View inside a garment shop, located in a downtown loft building that was in violation of health and safety codes. The shop is now in compliance with health regulations, according to the Department of Health Services. Photograph dated April 26, 1977.
Photographic Print
Inside a garment shop. Photograph. 1977. Los Angeles Public Library, Los Angeles Herald Examiner Photo Collection.
This statement comes from a labor activist who grew up working in the garment industry in Bangladesh. What was her experience as a child laborer? Was she protected by labor laws? Because of her labor organizing in Bangladesh she faced threats of violence from companies that did not want her to unionize her fellow laborers. She was able to move to the United States to escape the danger, but she clearly did not stop working for labor rights. In this testimony she gives before the US Congress, what labor violations does she list? What could a labor union do to help prevent these labor violations? What appears to be beyond the control or influence of a union?

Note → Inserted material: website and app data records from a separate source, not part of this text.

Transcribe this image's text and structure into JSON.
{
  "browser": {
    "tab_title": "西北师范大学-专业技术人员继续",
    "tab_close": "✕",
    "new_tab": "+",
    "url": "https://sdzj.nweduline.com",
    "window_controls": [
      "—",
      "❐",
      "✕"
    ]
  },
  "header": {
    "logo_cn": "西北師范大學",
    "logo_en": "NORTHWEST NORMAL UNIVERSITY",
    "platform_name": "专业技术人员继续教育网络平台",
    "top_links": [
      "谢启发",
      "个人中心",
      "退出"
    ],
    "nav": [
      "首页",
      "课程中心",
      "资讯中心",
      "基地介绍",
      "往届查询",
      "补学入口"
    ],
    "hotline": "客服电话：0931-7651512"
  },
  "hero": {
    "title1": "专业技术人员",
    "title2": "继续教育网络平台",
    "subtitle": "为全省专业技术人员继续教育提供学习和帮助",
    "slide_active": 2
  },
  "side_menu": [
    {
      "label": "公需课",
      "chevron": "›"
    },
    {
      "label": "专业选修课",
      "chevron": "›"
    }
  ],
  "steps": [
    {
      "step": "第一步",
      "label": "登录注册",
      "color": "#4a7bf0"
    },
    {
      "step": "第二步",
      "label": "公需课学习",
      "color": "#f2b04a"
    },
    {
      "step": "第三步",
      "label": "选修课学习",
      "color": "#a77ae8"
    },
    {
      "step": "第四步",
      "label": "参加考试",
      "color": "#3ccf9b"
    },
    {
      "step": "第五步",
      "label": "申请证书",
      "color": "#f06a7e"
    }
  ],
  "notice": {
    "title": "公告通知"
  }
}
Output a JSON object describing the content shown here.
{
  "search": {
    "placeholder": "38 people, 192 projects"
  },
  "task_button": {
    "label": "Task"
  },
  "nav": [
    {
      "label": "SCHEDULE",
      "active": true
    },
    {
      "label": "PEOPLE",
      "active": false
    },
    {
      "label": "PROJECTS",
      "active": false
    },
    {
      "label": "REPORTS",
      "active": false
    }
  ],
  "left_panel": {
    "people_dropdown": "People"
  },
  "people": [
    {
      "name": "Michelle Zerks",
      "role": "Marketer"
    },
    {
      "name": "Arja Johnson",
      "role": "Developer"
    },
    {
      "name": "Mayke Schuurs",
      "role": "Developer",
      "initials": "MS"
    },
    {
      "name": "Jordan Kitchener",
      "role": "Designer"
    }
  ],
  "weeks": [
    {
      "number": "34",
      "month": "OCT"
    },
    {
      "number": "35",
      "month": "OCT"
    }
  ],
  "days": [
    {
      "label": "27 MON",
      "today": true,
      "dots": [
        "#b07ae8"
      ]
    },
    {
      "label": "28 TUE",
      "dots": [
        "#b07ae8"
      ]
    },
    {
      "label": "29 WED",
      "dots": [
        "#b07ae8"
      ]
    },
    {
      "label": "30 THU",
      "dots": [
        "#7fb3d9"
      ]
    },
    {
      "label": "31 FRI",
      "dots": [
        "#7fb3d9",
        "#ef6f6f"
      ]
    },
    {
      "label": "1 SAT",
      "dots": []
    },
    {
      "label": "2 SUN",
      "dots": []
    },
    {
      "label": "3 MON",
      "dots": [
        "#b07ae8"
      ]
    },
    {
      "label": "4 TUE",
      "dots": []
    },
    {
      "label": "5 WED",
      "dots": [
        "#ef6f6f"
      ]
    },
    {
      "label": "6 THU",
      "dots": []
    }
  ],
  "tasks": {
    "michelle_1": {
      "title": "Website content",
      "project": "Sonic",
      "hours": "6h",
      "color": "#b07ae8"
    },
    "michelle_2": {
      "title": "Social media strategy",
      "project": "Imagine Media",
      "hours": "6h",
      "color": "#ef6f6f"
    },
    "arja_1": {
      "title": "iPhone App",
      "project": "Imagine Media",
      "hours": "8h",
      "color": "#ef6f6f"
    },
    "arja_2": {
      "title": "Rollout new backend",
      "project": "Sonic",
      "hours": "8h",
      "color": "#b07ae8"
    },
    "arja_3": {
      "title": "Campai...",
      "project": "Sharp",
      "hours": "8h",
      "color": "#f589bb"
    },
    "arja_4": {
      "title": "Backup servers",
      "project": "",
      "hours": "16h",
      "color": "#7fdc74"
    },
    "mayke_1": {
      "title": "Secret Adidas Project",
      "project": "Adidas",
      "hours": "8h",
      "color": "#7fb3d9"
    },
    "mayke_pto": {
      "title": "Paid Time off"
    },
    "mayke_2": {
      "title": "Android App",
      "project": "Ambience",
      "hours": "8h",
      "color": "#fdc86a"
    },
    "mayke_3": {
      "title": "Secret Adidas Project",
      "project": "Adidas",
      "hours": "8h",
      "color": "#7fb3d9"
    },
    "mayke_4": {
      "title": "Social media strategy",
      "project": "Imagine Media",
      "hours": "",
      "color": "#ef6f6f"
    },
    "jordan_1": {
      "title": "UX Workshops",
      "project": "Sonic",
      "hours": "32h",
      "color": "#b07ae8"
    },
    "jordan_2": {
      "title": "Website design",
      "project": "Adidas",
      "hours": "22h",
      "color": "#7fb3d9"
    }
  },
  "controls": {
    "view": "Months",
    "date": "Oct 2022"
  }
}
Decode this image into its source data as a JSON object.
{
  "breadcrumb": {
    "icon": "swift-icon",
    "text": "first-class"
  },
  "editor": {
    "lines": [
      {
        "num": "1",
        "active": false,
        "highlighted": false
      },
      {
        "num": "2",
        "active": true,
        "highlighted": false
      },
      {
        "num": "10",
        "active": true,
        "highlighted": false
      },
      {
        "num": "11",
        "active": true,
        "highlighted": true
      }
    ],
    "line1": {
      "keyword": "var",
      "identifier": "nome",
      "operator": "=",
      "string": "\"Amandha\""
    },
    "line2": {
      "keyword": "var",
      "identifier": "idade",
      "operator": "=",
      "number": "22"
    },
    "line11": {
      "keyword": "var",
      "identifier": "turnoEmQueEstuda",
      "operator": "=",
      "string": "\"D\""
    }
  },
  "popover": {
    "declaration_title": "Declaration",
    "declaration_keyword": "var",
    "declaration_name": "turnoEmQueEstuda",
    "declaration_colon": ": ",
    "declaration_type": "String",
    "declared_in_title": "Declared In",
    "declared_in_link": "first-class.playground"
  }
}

What happens in garment factories abroad is very likely connected to the clothes we wear, as only 2 percent of the clothing sold here in the United States is manufactured within the US. This has increasingly been the case since the 1990s, when trade deals among global partners made it much less expensive for US companies to employ people in developing countries to manufacture clothing, where wages are many times lower than in the United States, and where safety and health laws do not always exist.